The Age of Sanctity: Images and Cults of Child Saints in Early Modern Europe

In this project, Cloe Cavero explores the images and cults of child saints, a transnational yet controversial form of sanctity that became increasingly celebrated in the early modern period.

Widespread popular devotion to child saints across early modern Europe challenged the prescriptive age necessary for the acquisition of reason, individual autonomy and sexual maturity. The inherent innocence and virtue of childhood, together with children’s weak physical condition and high mortality, were contested by a young saints’ manifestation of resolute faith and miraculous courage. Sacred images and hagiographies represented youth in different ways, exposing how the qualification of a saint at an early age was subject to intricate negotiations between the cultural role of saints and the conceptions of childhood. However, the paucity of research on cults and images of child saints belies their significance within early modern Europe. “The Age of Sanctity” interrogates sacred images to consider how the emotional qualities of infancy shaped the construction of child saints’ visual representation and the reception of their respective cults during the Catholic Reformation.
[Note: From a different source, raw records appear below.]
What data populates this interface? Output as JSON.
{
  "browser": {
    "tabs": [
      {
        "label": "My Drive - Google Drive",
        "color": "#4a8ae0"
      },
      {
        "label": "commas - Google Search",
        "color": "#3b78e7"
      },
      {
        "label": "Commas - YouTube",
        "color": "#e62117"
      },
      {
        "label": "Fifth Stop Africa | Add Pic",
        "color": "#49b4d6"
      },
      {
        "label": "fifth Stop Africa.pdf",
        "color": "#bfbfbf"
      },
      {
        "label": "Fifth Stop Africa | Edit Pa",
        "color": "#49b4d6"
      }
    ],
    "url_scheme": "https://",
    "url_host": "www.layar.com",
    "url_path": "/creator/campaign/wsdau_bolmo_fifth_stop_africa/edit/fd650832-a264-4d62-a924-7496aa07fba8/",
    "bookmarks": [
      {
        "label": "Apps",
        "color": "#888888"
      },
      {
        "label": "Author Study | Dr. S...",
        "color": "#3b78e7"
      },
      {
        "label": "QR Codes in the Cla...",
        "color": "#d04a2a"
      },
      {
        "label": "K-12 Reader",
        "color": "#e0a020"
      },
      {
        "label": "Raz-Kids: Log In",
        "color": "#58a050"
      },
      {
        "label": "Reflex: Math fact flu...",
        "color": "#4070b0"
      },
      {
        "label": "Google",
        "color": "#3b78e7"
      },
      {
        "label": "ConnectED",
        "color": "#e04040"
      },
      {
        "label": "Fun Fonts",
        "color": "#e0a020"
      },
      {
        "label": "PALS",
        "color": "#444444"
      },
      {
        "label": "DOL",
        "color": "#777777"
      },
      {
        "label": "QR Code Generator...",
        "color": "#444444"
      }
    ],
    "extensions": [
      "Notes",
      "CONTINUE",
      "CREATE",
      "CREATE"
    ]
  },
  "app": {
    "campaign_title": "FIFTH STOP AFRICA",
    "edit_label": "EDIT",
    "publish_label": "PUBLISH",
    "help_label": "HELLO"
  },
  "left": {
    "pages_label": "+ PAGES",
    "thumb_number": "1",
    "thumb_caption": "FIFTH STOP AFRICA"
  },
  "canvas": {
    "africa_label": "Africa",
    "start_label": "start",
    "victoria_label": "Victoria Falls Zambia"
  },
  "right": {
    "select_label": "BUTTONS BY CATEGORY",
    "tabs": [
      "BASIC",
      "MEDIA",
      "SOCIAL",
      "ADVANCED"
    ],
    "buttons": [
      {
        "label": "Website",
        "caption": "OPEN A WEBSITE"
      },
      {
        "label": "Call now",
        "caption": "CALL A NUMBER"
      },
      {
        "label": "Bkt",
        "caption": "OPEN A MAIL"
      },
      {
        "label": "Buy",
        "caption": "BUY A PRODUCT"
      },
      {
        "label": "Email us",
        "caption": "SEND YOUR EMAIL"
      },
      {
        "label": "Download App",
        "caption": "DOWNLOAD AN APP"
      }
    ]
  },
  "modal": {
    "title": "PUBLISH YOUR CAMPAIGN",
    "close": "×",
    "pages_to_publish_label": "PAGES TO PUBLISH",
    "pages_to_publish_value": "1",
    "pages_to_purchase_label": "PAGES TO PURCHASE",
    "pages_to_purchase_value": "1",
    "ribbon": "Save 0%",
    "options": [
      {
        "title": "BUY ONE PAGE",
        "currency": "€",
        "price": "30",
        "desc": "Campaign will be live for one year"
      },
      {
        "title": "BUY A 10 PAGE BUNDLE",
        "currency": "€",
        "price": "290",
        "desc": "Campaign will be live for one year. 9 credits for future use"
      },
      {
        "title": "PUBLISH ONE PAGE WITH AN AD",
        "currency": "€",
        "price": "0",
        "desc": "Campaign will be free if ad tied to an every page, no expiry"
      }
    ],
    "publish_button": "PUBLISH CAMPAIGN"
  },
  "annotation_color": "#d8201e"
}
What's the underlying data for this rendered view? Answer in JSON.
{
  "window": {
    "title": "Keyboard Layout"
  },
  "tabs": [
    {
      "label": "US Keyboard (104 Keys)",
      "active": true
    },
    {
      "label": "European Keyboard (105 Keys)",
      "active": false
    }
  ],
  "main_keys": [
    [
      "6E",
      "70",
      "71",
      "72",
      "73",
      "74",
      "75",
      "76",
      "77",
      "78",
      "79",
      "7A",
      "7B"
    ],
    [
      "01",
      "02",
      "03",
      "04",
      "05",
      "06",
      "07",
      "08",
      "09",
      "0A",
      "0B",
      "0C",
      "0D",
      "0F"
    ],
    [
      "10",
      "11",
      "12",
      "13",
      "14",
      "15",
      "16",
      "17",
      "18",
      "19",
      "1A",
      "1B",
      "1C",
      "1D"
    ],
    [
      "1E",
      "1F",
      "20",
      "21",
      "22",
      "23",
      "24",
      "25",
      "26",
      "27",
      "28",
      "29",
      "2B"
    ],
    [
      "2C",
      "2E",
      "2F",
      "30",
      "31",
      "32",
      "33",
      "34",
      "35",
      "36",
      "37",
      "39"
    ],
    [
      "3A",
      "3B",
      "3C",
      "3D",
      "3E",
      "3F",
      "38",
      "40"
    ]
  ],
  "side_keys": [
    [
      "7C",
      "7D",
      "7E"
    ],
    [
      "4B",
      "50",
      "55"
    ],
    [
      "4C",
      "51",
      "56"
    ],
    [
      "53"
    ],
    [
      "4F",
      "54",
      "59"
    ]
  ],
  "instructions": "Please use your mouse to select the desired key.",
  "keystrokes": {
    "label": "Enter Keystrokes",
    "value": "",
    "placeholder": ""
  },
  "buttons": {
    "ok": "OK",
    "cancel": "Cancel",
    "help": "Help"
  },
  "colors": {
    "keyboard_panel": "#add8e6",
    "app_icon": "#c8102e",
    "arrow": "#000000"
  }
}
The case of the children allegedly murdered by Jews that were elevated to the status of martyrs, and eventually of blessed and saints, is particularly related to main themes of SACRIMA. Despite the long-established precedent of the Holy Innocents massacred in Bethlehem instead of Christ, theologians, ecclesiastics and secular authorities recurrently challenged the veneration of child martyrs. This context of institutional tension did not prevent paintings and sculptures, drawings, prints and texts representing the images and lives of William of Norwich, Hugh of Lincoln, Richard of Paris, the Holy Child of La Guardia and Simon of Trent, to be produced, diffused and displayed across early modern Europe. Each child saint originated in a specific time and place, and was embedded in a different context of inter-confessional conflict. And yet, their images presented as many variations as striking similarities. “The Age of Sanctity” questions the construction of the normative image of the child martyr, and sheds new light on the effects of the emotional impact of sacred images in institutional norms.

The key points of “The Age of Sanctity” had to do with the second SACRIMA International Conference Holy Children, Liminal Bodies: The Status and Materiality of Children in Early Modern Visual Culture, which was celebrated in 30 November-1 December 2017. Moreover, Cloe Cavero has discussed different aspects of this research in workshops and conferences across Europe and the United States.